We are worshipping beings. We are all lovers. In short, we are what we love. But what we think we love may not be what we love. When we take time to examine our schedules, our passions, and our habits, we begin to see where the deepest longings of our hearts are. A significant portion of this series of lessons have come out of James K.A. Smith’s book, You Are What You Love. One of the points he makes that has stuck with me for a while is that what we learn is more “caught than taught.” What he means by this is that we have hundreds of things that are shaping our hearts without us knowing it. Images, messages, habits, stories, etc. shape our core beliefs and passions. Most of our childhood is spent in classes receiving information. While receiving this information, “who we are” is shaped by the rituals we regularly participate in. This isn’t much different for adults.
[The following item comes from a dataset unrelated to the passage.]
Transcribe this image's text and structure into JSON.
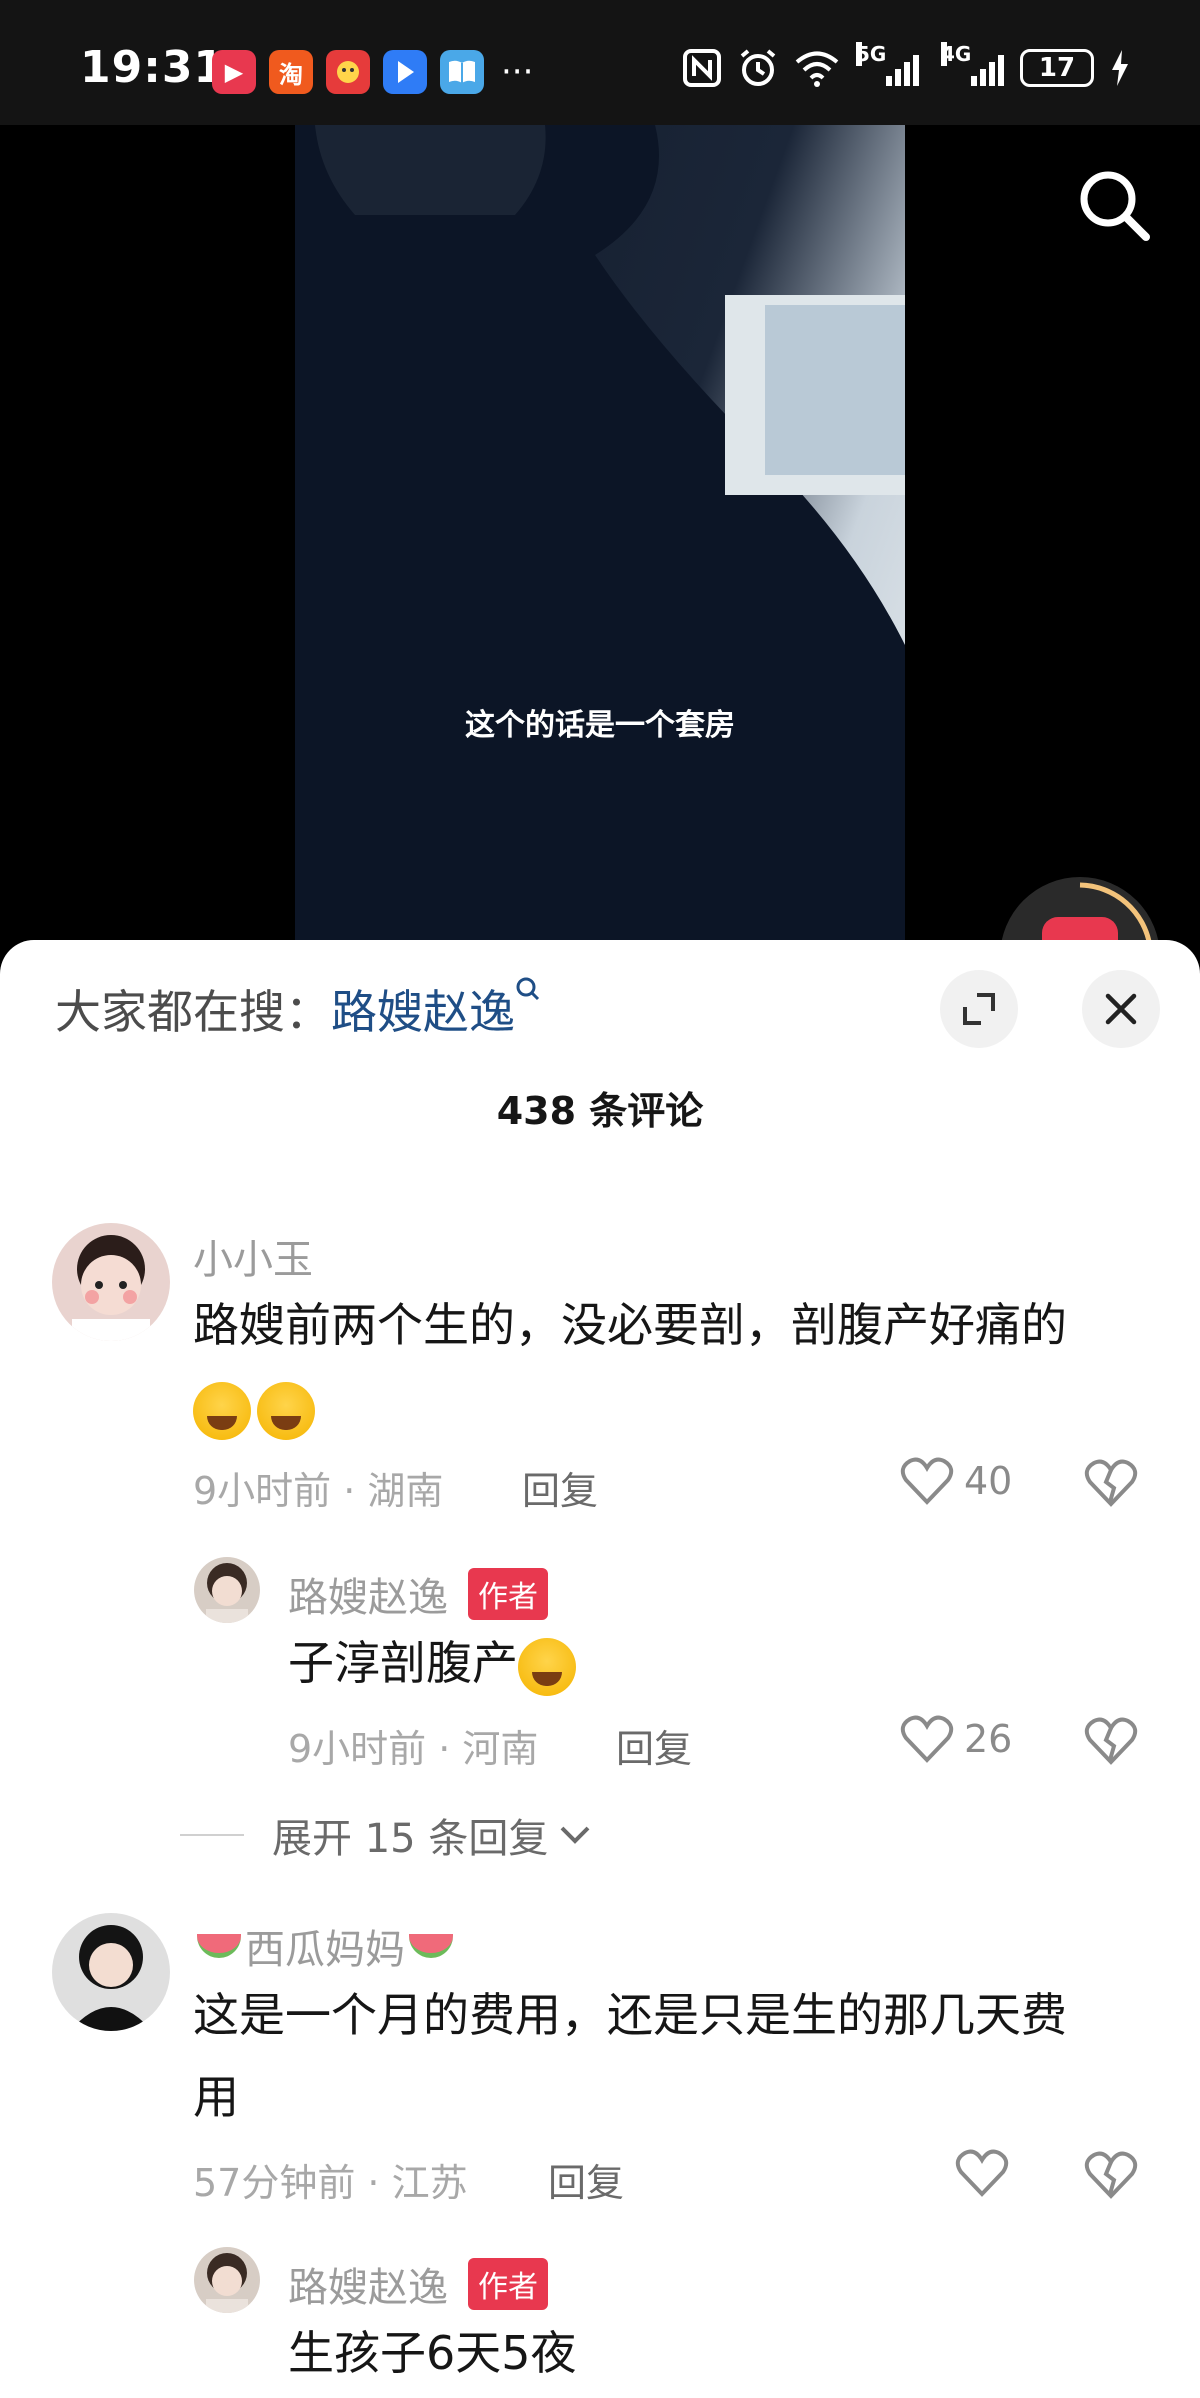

We often take for granted what is really shaping who we are.
This Sunday we will focus on one of our habits, one of our rituals, which is meant to reorient us, shape our hearts, and transform us. This practice is found at the center of Christian community from the beginnings of the church. Jesus, on the night he was betrayed, took the bread of the Passover feast and told them to take it and proclaimed, “This is my body.” He did the same thing with the cup of wine, “This is my blood.” He took two of the elements from the feast which celebrated God liberating his people from slavery and made a new covenant. We are people of this story. A story much like Israel’s but much bigger. The story we are part of goes back to the beginning and includes God’s people. We take the bread because it is the body of Christ. We take the cup because it is the blood of Christ.
We struggle with the word “is” here. History has shown lots of debates around whether or not the bread and cup literally become the body and blood of Christ. When we introduce the concept of “literally” we shift the focus from “is.” This IS the body and blood of Christ by faith. Not only is Christ present in the emblems, through faith, but it is God who is the host of the Table who invites us to join him. We all come to the Table by the same grace from the same host. We don’t come to the Table timidly and we shouldn’t come to the Table flippantly. We come to the Table as children who are called home for dinner.
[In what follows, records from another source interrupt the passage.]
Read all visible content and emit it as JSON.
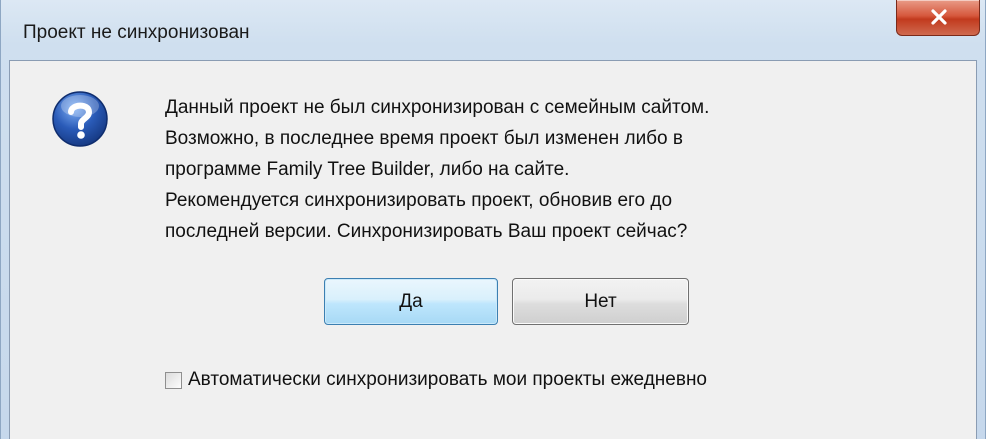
{
  "window": {
    "title": "Проект не синхронизован",
    "close_label": "x"
  },
  "dialog": {
    "icon": "question-icon",
    "message_lines": [
      "Данный проект не был синхронизирован с семейным сайтом.",
      "Возможно, в последнее время проект был изменен либо в",
      "программе Family Tree Builder, либо на сайте.",
      "Рекомендуется синхронизировать проект, обновив его до",
      "последней версии. Синхронизировать Ваш проект сейчас?"
    ],
    "buttons": {
      "yes_label": "Да",
      "no_label": "Нет"
    },
    "checkbox": {
      "label": "Автоматически синхронизировать мои проекты ежедневно",
      "checked": false
    }
  },
  "colors": {
    "close_button": "#c23a1e",
    "default_button_border": "#3c7fb1",
    "icon_blue": "#2a5bb8"
  }
}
As you prepare for Sunday, I want you to focus on two things: First, what story are you entering into when you participate in the Lord’s Supper? What does this mean for your identity? How does it shape your heart? Second, who invites you to the Table? Who is the host? How do you respond to the presence of God at the Table? Think about who else is at the Table, how are your relationships changed by being in the presence of God together?
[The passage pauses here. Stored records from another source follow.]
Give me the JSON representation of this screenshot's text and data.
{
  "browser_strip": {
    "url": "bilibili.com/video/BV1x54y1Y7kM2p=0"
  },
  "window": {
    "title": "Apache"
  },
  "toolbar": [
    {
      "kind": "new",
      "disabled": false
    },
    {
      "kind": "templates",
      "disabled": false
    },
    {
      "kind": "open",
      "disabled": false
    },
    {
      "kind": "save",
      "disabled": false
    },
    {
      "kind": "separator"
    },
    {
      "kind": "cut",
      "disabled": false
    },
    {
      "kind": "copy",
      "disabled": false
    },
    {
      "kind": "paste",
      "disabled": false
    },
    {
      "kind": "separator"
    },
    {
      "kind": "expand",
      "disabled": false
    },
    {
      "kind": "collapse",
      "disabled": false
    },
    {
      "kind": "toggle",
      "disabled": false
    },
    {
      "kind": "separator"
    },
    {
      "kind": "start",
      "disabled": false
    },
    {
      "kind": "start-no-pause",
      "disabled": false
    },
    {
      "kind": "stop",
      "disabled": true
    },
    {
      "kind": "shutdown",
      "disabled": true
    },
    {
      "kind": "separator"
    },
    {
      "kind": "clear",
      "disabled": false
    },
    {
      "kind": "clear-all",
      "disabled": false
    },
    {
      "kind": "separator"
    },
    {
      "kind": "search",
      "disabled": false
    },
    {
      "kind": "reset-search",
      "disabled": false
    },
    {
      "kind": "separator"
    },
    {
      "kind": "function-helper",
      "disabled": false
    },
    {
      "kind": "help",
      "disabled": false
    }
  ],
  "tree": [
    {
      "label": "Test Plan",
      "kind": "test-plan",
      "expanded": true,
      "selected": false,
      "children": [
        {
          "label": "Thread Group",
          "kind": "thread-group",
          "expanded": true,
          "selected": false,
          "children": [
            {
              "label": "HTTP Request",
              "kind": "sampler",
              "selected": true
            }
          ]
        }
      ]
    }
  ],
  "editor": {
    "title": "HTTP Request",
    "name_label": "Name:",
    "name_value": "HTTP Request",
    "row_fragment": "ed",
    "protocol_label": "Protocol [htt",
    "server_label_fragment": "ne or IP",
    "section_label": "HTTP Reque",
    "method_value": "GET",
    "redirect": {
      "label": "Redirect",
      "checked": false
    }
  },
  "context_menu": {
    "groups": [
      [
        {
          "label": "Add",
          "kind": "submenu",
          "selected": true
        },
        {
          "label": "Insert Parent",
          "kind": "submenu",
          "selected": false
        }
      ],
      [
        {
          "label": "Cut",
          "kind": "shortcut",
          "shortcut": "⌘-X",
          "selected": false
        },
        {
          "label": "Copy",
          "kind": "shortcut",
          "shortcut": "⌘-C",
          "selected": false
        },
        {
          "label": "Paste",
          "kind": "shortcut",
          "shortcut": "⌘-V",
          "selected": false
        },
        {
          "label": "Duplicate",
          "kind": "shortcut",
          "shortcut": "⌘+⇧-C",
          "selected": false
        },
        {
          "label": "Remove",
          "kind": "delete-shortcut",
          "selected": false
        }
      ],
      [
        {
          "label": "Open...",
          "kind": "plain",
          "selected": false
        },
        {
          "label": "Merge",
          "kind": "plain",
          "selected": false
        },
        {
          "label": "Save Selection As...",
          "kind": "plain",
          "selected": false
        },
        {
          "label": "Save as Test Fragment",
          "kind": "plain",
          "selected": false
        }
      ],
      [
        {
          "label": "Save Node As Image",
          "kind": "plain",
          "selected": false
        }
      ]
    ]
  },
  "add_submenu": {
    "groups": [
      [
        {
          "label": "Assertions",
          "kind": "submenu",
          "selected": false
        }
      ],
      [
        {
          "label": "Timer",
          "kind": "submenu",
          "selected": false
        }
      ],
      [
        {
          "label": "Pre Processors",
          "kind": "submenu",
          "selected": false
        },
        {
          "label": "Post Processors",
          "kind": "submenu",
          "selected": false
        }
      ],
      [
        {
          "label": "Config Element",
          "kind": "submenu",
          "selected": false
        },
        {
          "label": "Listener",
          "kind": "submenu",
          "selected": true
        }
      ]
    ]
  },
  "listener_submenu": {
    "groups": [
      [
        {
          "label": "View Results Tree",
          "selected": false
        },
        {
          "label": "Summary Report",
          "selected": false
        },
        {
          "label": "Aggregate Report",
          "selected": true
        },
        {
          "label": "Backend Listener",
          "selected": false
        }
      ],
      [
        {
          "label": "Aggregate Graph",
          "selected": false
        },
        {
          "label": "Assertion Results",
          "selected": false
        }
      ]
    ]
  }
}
Our regular participation in the Lord’s Supper should shape who we are, what we love, what/who we long for, our relationships with one another, and our relationships with those outside of the church. If you were to be intentional with your time around the Table with the Family of God every week, how would your life look different in five years?